Guided ranger activities: In addition to being part of a national forest, Mt. Charleston is also nationally recognized as part of the Spring Mountains National Recreation Area! As such, it enjoys the privilege of rangers provided just so you and your family can have fun...while learning about the out-of-doors. You can take guided daytime walks, "full moon" night time hikes, hear astronomy talks, and more. Here's a link to the Activities Program page of the Spring Mountain NRA website
FOR FURTHER INFORMATION ABOUT THE MT CHARLESTON CAMPGROUNDS, HIKES AND ACTIVITIES: If you'd like the most authoritative website on the subject, you'll want to view the Humboldt-Toiyabe NF website...specifically, the section about the Spring Mountain National Recreation Area District's campgrounds. Here's a link to the Mt Charleston camping page of the Forest service website, for your convenience. You would probably also like to see the photo-filled Spring Mountain NRA website which also contains a lot of information, plus pics.
City camping in Las Vegas
City camping in Las Vegas is everything that Mt Charleston camping is not. There are no towering pines & impressive peaks; no moments so still that you can hear a bird chirping in the distance; and very definitely no campfires.
Yet, Las Vegas city camping has its high points...and the close proximity of the camping grounds to noteworthy attractions is probably the biggest reason why many people each year choose city camping on their Vegas vacations.

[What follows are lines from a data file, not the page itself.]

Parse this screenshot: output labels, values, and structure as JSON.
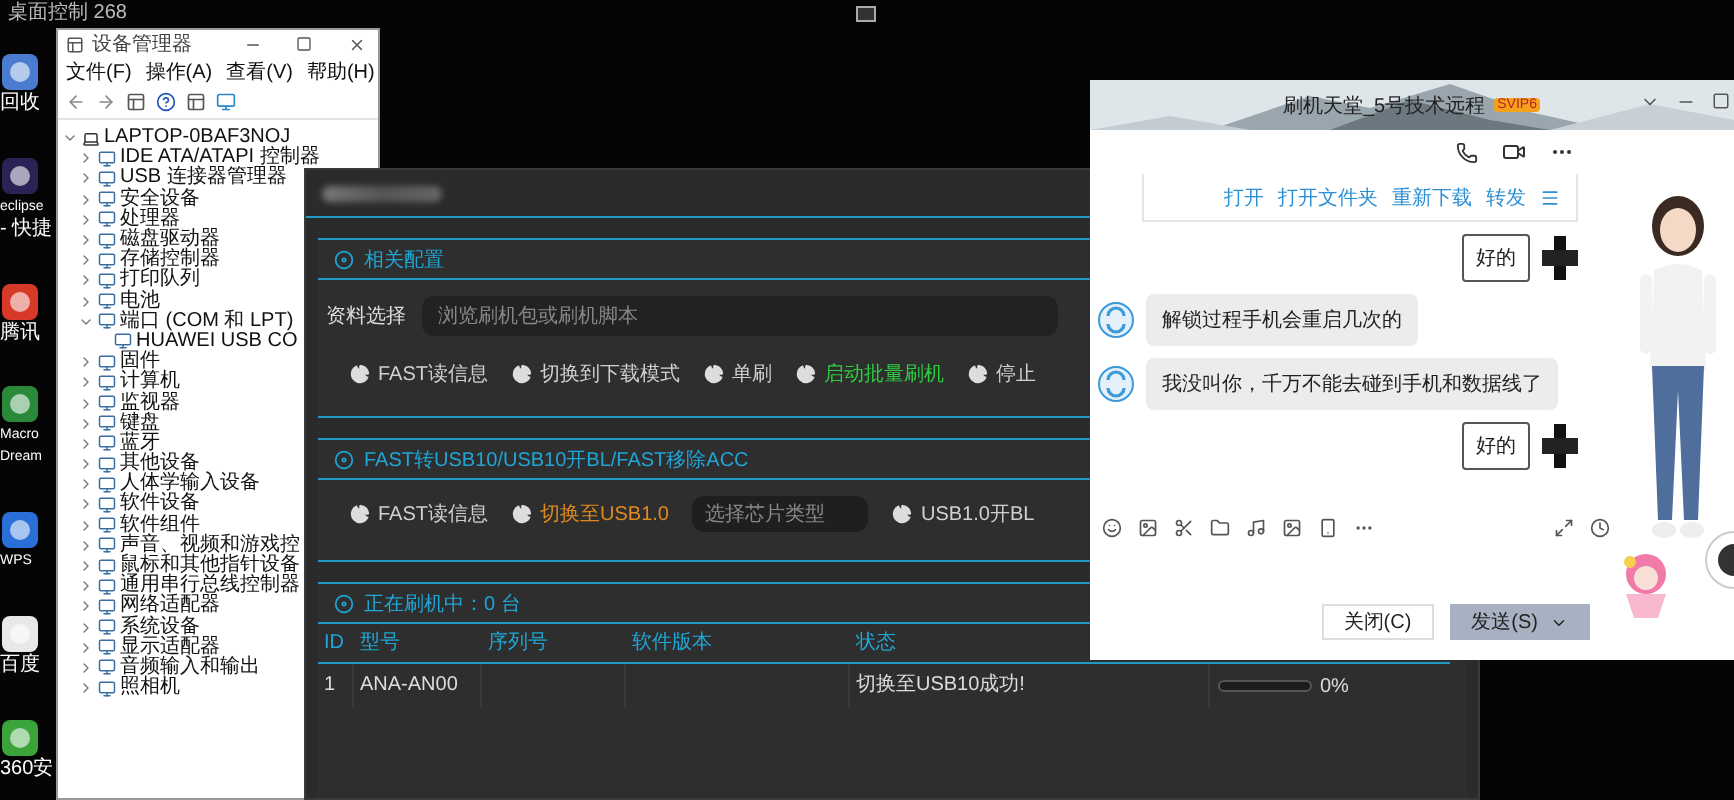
{
  "top_bar": {
    "title": "桌面控制 268"
  },
  "desktop_icons": [
    {
      "lines": [
        "回收"
      ]
    },
    {
      "lines": [
        "eclipse",
        "- 快捷"
      ]
    },
    {
      "lines": [
        "腾讯"
      ]
    },
    {
      "lines": [
        "Macro",
        "Dream"
      ]
    },
    {
      "lines": [
        "WPS"
      ]
    },
    {
      "lines": [
        "百度"
      ]
    },
    {
      "lines": [
        "360安"
      ]
    }
  ],
  "device_manager": {
    "title": "设备管理器",
    "menu": [
      "文件(F)",
      "操作(A)",
      "查看(V)",
      "帮助(H)"
    ],
    "tree": {
      "label": "LAPTOP-0BAF3NOJ",
      "expanded": true,
      "children": [
        {
          "label": "IDE ATA/ATAPI 控制器",
          "expanded": false
        },
        {
          "label": "USB 连接器管理器",
          "expanded": false
        },
        {
          "label": "安全设备",
          "expanded": false
        },
        {
          "label": "处理器",
          "expanded": false
        },
        {
          "label": "磁盘驱动器",
          "expanded": false
        },
        {
          "label": "存储控制器",
          "expanded": false
        },
        {
          "label": "打印队列",
          "expanded": false
        },
        {
          "label": "电池",
          "expanded": false
        },
        {
          "label": "端口 (COM 和 LPT)",
          "expanded": true,
          "children": [
            {
              "label": "HUAWEI USB CO"
            }
          ]
        },
        {
          "label": "固件",
          "expanded": false
        },
        {
          "label": "计算机",
          "expanded": false
        },
        {
          "label": "监视器",
          "expanded": false
        },
        {
          "label": "键盘",
          "expanded": false
        },
        {
          "label": "蓝牙",
          "expanded": false
        },
        {
          "label": "其他设备",
          "expanded": false
        },
        {
          "label": "人体学输入设备",
          "expanded": false
        },
        {
          "label": "软件设备",
          "expanded": false
        },
        {
          "label": "软件组件",
          "expanded": false
        },
        {
          "label": "声音、视频和游戏控",
          "expanded": false
        },
        {
          "label": "鼠标和其他指针设备",
          "expanded": false
        },
        {
          "label": "通用串行总线控制器",
          "expanded": false
        },
        {
          "label": "网络适配器",
          "expanded": false
        },
        {
          "label": "系统设备",
          "expanded": false
        },
        {
          "label": "显示适配器",
          "expanded": false
        },
        {
          "label": "音频输入和输出",
          "expanded": false
        },
        {
          "label": "照相机",
          "expanded": false
        }
      ]
    }
  },
  "flash_tool": {
    "config": {
      "title": "相关配置",
      "file_label": "资料选择",
      "file_placeholder": "浏览刷机包或刷机脚本",
      "buttons": [
        {
          "kind": "button",
          "label": "FAST读信息",
          "color": "#d0d0d0"
        },
        {
          "kind": "button",
          "label": "切换到下载模式",
          "color": "#d0d0d0"
        },
        {
          "kind": "button",
          "label": "单刷",
          "color": "#d0d0d0"
        },
        {
          "kind": "button",
          "label": "启动批量刷机",
          "color": "#2ecc40"
        },
        {
          "kind": "button",
          "label": "停止",
          "color": "#d0d0d0"
        }
      ]
    },
    "usb": {
      "title": "FAST转USB10/USB10开BL/FAST移除ACC",
      "buttons": [
        {
          "kind": "button",
          "label": "FAST读信息",
          "color": "#d0d0d0"
        },
        {
          "kind": "button",
          "label": "切换至USB1.0",
          "color": "#e08a1e"
        },
        {
          "kind": "select",
          "placeholder": "选择芯片类型"
        },
        {
          "kind": "button",
          "label": "USB1.0开BL",
          "color": "#d0d0d0"
        }
      ]
    },
    "devices": {
      "title": "正在刷机中：0 台",
      "columns": [
        "ID",
        "型号",
        "序列号",
        "软件版本",
        "状态"
      ],
      "rows": [
        {
          "id": "1",
          "model": "ANA-AN00",
          "status": "切换至USB10成功!",
          "level": 0,
          "reading": "0%"
        }
      ]
    }
  },
  "chat": {
    "title": "刷机天堂_5号技术远程",
    "badge": "SVIP6",
    "file_actions": [
      "打开",
      "打开文件夹",
      "重新下载",
      "转发"
    ],
    "messages": [
      {
        "kind": "outgoing",
        "text": "好的"
      },
      {
        "kind": "incoming",
        "text": "解锁过程手机会重启几次的"
      },
      {
        "kind": "incoming",
        "text": "我没叫你，千万不能去碰到手机和数据线了"
      },
      {
        "kind": "outgoing",
        "text": "好的"
      }
    ],
    "buttons": [
      {
        "label": "关闭(C)",
        "kind": "secondary"
      },
      {
        "label": "发送(S)",
        "kind": "primary"
      }
    ]
  }
}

Also, families will like the amenities of city campgrounds...with swimming pools, running water, flush toilets and laundrymats. Forgetting something isn't a problem; stores are nearby. Hate to cook? That's not a problem, either...with everything from fast food to 5-star restaurants...from lavish buffets to 24 hour cafes...all within a quick drive.

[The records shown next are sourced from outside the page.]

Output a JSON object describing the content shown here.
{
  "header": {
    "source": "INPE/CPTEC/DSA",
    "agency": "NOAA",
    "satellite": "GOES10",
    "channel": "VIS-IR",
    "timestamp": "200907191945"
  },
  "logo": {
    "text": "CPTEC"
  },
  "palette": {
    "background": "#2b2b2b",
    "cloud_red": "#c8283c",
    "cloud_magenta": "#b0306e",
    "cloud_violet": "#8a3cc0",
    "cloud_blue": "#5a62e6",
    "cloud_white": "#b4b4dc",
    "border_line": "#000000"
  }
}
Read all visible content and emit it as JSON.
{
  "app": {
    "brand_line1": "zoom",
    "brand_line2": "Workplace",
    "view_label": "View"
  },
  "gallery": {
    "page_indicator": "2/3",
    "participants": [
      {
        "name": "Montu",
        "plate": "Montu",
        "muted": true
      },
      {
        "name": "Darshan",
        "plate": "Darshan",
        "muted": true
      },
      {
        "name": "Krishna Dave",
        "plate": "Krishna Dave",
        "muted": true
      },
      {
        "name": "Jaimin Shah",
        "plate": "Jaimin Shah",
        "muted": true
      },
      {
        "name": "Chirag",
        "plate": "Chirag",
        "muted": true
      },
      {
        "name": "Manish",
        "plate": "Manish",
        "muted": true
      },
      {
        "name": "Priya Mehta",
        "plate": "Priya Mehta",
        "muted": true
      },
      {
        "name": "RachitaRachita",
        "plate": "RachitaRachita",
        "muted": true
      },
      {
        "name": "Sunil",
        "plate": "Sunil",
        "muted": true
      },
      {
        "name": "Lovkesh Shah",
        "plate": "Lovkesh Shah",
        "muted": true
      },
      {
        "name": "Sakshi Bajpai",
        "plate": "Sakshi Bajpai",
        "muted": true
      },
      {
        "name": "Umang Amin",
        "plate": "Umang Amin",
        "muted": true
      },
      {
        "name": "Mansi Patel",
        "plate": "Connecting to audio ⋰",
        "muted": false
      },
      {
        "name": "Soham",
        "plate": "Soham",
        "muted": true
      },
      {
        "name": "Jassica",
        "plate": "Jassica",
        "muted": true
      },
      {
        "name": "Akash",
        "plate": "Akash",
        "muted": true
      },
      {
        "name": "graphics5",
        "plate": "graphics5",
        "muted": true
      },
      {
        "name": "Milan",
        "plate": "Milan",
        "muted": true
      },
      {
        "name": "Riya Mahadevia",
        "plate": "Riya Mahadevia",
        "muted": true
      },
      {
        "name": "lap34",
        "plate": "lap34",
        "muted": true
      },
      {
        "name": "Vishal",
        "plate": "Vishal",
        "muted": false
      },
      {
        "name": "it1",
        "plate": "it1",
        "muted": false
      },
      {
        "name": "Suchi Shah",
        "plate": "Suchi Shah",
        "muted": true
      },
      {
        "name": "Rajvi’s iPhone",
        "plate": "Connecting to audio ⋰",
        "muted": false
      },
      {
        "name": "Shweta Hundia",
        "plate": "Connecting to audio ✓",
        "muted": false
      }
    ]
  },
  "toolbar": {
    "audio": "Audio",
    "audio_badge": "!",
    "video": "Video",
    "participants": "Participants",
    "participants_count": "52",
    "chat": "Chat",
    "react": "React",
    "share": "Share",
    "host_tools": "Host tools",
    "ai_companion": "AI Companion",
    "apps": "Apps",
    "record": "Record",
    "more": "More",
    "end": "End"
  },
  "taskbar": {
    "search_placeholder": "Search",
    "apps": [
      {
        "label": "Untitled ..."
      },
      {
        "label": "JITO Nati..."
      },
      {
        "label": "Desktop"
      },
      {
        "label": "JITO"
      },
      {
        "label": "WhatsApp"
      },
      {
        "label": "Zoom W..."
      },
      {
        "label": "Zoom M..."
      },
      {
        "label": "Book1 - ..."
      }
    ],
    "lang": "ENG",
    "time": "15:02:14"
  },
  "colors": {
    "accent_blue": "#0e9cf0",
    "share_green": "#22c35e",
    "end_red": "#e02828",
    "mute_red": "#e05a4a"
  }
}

The RV Park at Circus Circus is a popular choice. It's located directly on The Strip, with nearby access to casinos, shopping malls, restaurants, kids attractions...and the thrill rides of the Stratosphere Tower.
The Circus Circus camping spaces are all types of RV's, with the layout being "parking lot style." Rigs are parked relatively close together, but you'll have hookups, unlike the more natural Mt Charleston setting. Spaces are rented by the square footage of the campsite, which ranges from ultra-small 20 ft. to super-large 80 ft. The lion's share are in the 30 to 45-foot range. If you're in a mid-sized vehicle, then, you're chances of getting a space are good. Yet, there are indeed extra-long spots which accommodate the largest Class A's; just not very many. You'll certainly wish to reserve ahead of time if you need one of the larger campsites.

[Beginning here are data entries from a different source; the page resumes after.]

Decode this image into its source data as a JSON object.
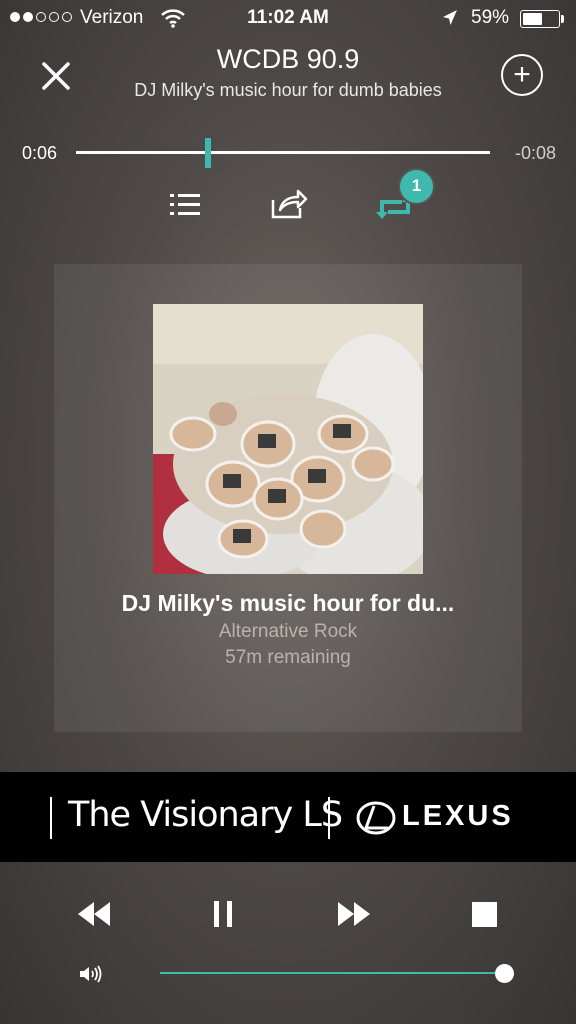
{
  "status_bar": {
    "carrier": "Verizon",
    "time": "11:02 AM",
    "battery": "59%",
    "battery_level": 0.59,
    "signal_bars_filled": 2,
    "signal_bars_total": 5
  },
  "header": {
    "title": "WCDB 90.9",
    "subtitle": "DJ Milky's music hour for dumb babies",
    "close_icon": "close-icon",
    "add_icon": "plus-circle-icon",
    "add_symbol": "+"
  },
  "progress": {
    "elapsed": "0:06",
    "remaining": "-0:08",
    "fraction": 0.32
  },
  "actions": {
    "list_icon": "list-icon",
    "share_icon": "share-icon",
    "repost_icon": "repost-icon",
    "repost_badge": "1"
  },
  "now_playing": {
    "title": "DJ Milky's music hour for du...",
    "genre": "Alternative Rock",
    "remaining": "57m remaining"
  },
  "ad": {
    "tagline": "The Visionary LS",
    "brand": "LEXUS"
  },
  "controls": {
    "rewind_icon": "rewind-icon",
    "pause_icon": "pause-icon",
    "fast_forward_icon": "fast-forward-icon",
    "stop_icon": "stop-icon"
  },
  "volume": {
    "icon": "volume-icon",
    "level": 1.0
  },
  "colors": {
    "accent": "#3fb8ad",
    "background": "#4f4a47"
  }
}
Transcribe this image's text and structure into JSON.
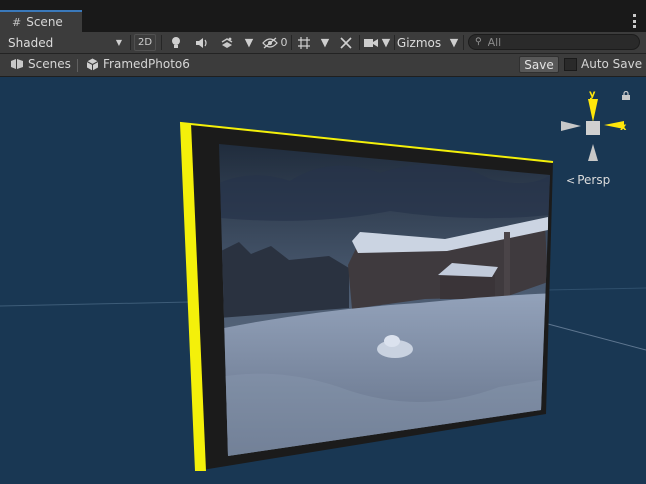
{
  "tab": {
    "icon": "hash-grid-icon",
    "title": "Scene"
  },
  "toolbar": {
    "shading_mode": "Shaded",
    "mode_2d": "2D",
    "hidden_count": "0",
    "gizmos_label": "Gizmos",
    "search_placeholder": "All"
  },
  "breadcrumb": {
    "scenes_label": "Scenes",
    "object_label": "FramedPhoto6"
  },
  "save": {
    "button_label": "Save",
    "auto_save_label": "Auto Save"
  },
  "scene_gizmo": {
    "y_label": "y",
    "x_label": "x",
    "projection_label": "Persp"
  },
  "colors": {
    "viewport_bg": "#193753",
    "selection_outline": "#f4f00a",
    "frame_border": "#1b1b1b",
    "toolbar_bg": "#3c3c3c"
  }
}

Hookups needed for the summer's heat: Summertime temperatures are consistently in the high 90's to low 100's range, with occasional short periods of 108+. The campground isn't nearly as full in summertime as it is in winter because of the extreme weather. As long as your rig has A/C, you should be fine with the hook-ups provided at your site.
Las Vegas can be surprisingly chilly during the winter, as well. Yet your RV will be heated and it's just a short walk to the hotel. For best temperatures, the "shoulder seasons" of Spring and Fall the best times of the year for camping in the city...and for walking between the sights along The Strip.
LIST OF OTHER LAS VEGAS CITY RV PARKS: Since the Circus Circus campground is the only one our family has been to personally, we can't give you any recommendations about the others. However, the following campgrounds have good websites and can provide you with further information: